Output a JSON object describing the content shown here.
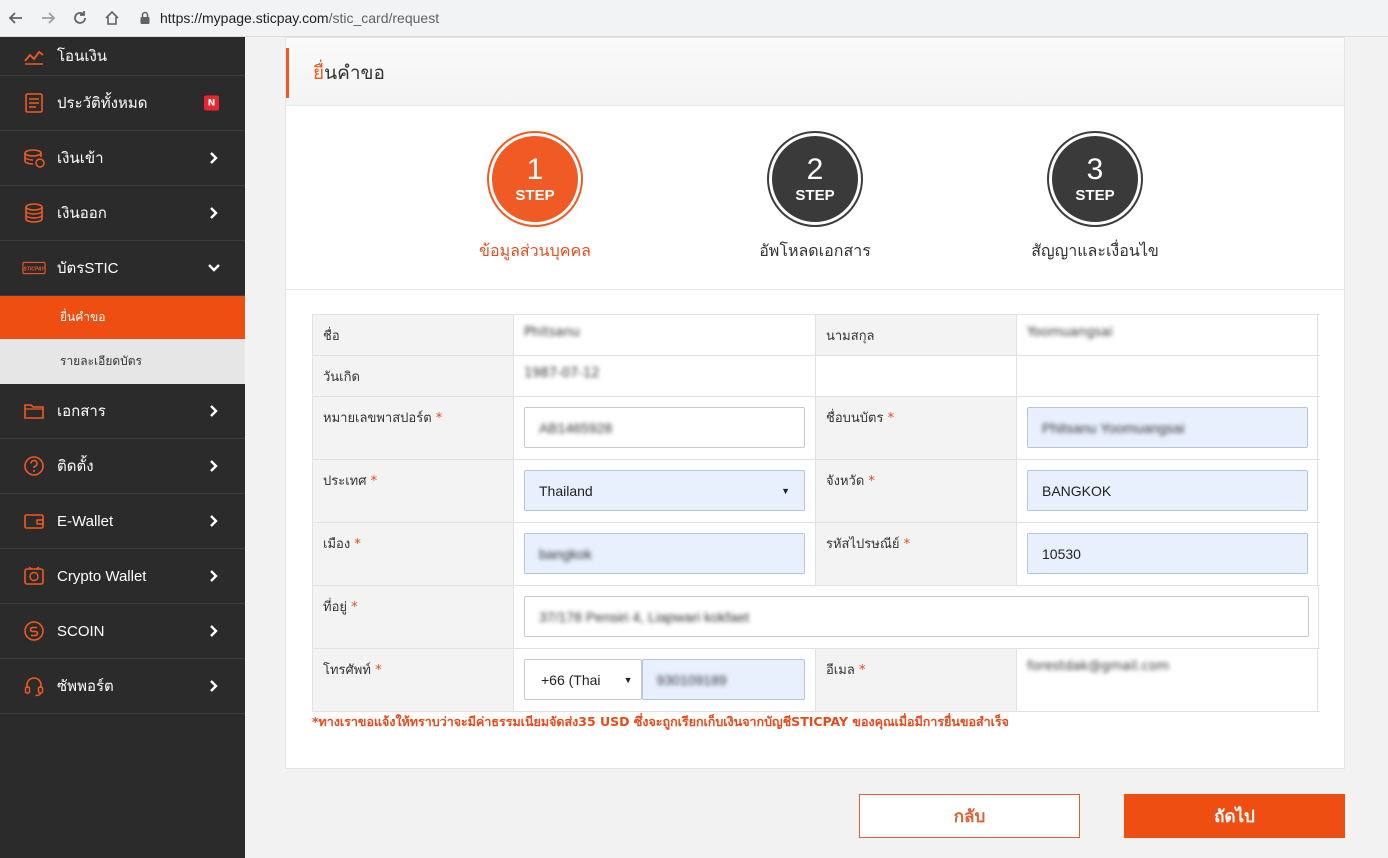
{
  "browser": {
    "url_host": "https://mypage.sticpay.com",
    "url_path": "/stic_card/request"
  },
  "sidebar": {
    "items": [
      {
        "label": "โอนเงิน",
        "icon": "transfer-icon"
      },
      {
        "label": "ประวัติทั้งหมด",
        "icon": "history-icon",
        "badge": "N"
      },
      {
        "label": "เงินเข้า",
        "icon": "deposit-icon"
      },
      {
        "label": "เงินออก",
        "icon": "withdraw-icon"
      },
      {
        "label": "บัตรSTIC",
        "icon": "card-icon"
      },
      {
        "label": "เอกสาร",
        "icon": "folder-icon"
      },
      {
        "label": "ติดตั้ง",
        "icon": "question-icon"
      },
      {
        "label": "E-Wallet",
        "icon": "wallet-icon"
      },
      {
        "label": "Crypto Wallet",
        "icon": "crypto-icon"
      },
      {
        "label": "SCOIN",
        "icon": "scoin-icon"
      },
      {
        "label": "ซัพพอร์ต",
        "icon": "headset-icon"
      }
    ],
    "card_icon_text": "STICPAY",
    "subitems": [
      {
        "label": "ยื่นคำขอ"
      },
      {
        "label": "รายละเอียดบัตร"
      }
    ]
  },
  "page": {
    "title_prefix": "ยื่",
    "title_rest": "นคำขอ"
  },
  "steps": [
    {
      "num": "1",
      "word": "STEP",
      "label": "ข้อมูลส่วนบุคคล",
      "state": "active"
    },
    {
      "num": "2",
      "word": "STEP",
      "label": "อัพโหลดเอกสาร",
      "state": "pending"
    },
    {
      "num": "3",
      "word": "STEP",
      "label": "สัญญาและเงื่อนไข",
      "state": "pending"
    }
  ],
  "form": {
    "first_name_label": "ชื่อ",
    "first_name_value": "Phitsanu",
    "last_name_label": "นามสกุล",
    "last_name_value": "Yoomuangsai",
    "birthdate_label": "วันเกิด",
    "birthdate_value": "1987-07-12",
    "passport_label": "หมายเลขพาสปอร์ต",
    "passport_value": "AB1465928",
    "card_name_label": "ชื่อบนบัตร",
    "card_name_value": "Phitsanu Yoomuangsai",
    "country_label": "ประเทศ",
    "country_value": "Thailand",
    "province_label": "จังหวัด",
    "province_value": "BANGKOK",
    "city_label": "เมือง",
    "city_value": "bangkok",
    "postal_label": "รหัสไปรษณีย์",
    "postal_value": "10530",
    "address_label": "ที่อยู่",
    "address_value": "37/178 Pensiri 4, Liapwari kokfaet",
    "phone_label": "โทรศัพท์",
    "phone_code_value": "+66 (Thai",
    "phone_value": "930109189",
    "email_label": "อีเมล",
    "email_value": "forestdak@gmail.com",
    "required_mark": "*"
  },
  "note": "*ทางเราขอแจ้งให้ทราบว่าจะมีค่าธรรมเนียมจัดส่ง35 USD ซึ่งจะถูกเรียกเก็บเงินจากบัญชีSTICPAY ของคุณเมื่อมีการยื่นขอสำเร็จ",
  "buttons": {
    "back": "กลับ",
    "next": "ถัดไป"
  },
  "colors": {
    "accent": "#ef4e12",
    "sidebar_bg": "#2b2b2b"
  }
}
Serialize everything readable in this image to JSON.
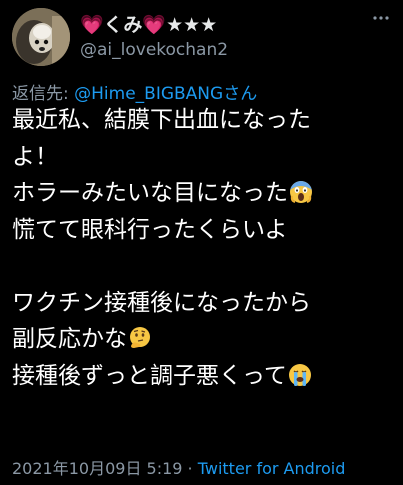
{
  "user": {
    "display_name": "💗くみ💗★★★",
    "handle": "@ai_lovekochan2"
  },
  "reply": {
    "prefix": "返信先: ",
    "mention": "@Hime_BIGBANGさん"
  },
  "body": {
    "line1": "最近私、結膜下出血になった",
    "line2": "よ！",
    "line3": "ホラーみたいな目になった",
    "line4": "慌てて眼科行ったくらいよ",
    "line5": "ワクチン接種後になったから",
    "line6": "副反応かな",
    "line7": "接種後ずっと調子悪くって"
  },
  "meta": {
    "datetime": "2021年10月09日 5:19",
    "separator": " · ",
    "source": "Twitter for Android"
  },
  "icons": {
    "emoji_line3": "screaming-face-icon",
    "emoji_line6": "thinking-face-icon",
    "emoji_line7": "crying-face-icon",
    "more": "more-dots-icon"
  },
  "colors": {
    "background": "#000000",
    "text": "#ffffff",
    "secondary": "#8b98a5",
    "link": "#1d9bf0"
  }
}
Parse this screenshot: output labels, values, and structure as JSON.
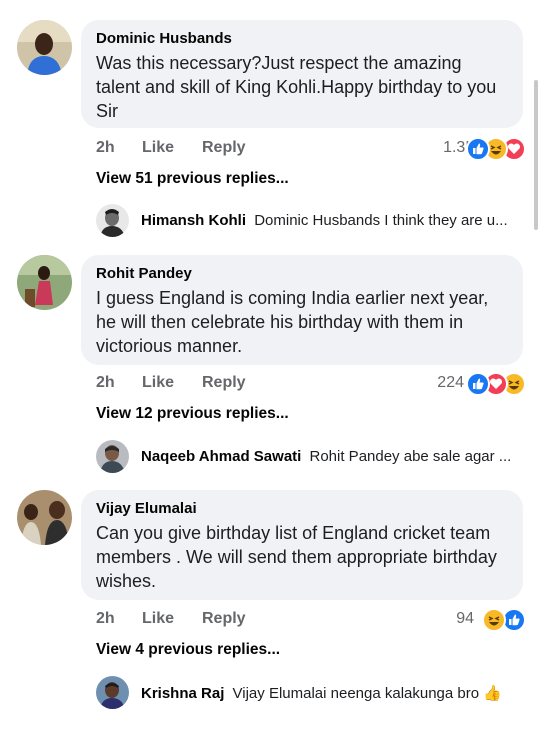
{
  "comments": [
    {
      "author": "Dominic Husbands",
      "text": "Was this necessary?Just respect the amazing talent and skill of King Kohli.Happy birthday to you Sir",
      "time": "2h",
      "like_label": "Like",
      "reply_label": "Reply",
      "reaction_count": "1.3K",
      "reactions": [
        "like-icon",
        "haha-icon",
        "love-icon"
      ],
      "view_replies": "View 51 previous replies...",
      "reply": {
        "author": "Himansh Kohli",
        "text": "Dominic Husbands I think they are u..."
      }
    },
    {
      "author": "Rohit Pandey",
      "text": "I guess England is coming India earlier next year, he will then celebrate his birthday with them in victorious manner.",
      "time": "2h",
      "like_label": "Like",
      "reply_label": "Reply",
      "reaction_count": "224",
      "reactions": [
        "like-icon",
        "love-icon",
        "haha-icon"
      ],
      "view_replies": "View 12 previous replies...",
      "reply": {
        "author": "Naqeeb Ahmad Sawati",
        "text": "Rohit Pandey abe sale agar ..."
      }
    },
    {
      "author": "Vijay Elumalai",
      "text": "Can you give birthday list of England cricket team members  . We will send  them appropriate birthday wishes.",
      "time": "2h",
      "like_label": "Like",
      "reply_label": "Reply",
      "reaction_count": "94",
      "reactions": [
        "haha-icon",
        "like-icon"
      ],
      "view_replies": "View 4 previous replies...",
      "reply": {
        "author": "Krishna Raj",
        "text": "Vijay Elumalai  neenga kalakunga bro 👍"
      }
    }
  ],
  "colors": {
    "bubble": "#f0f2f5",
    "like": "#1877f2",
    "haha": "#f7b928",
    "love": "#f33e58",
    "meta": "#65676b"
  }
}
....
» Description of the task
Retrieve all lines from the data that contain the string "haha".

» Answer for the task
        "haha-icon",
        "haha-icon"
        "haha-icon",
    "haha": "#f7b928",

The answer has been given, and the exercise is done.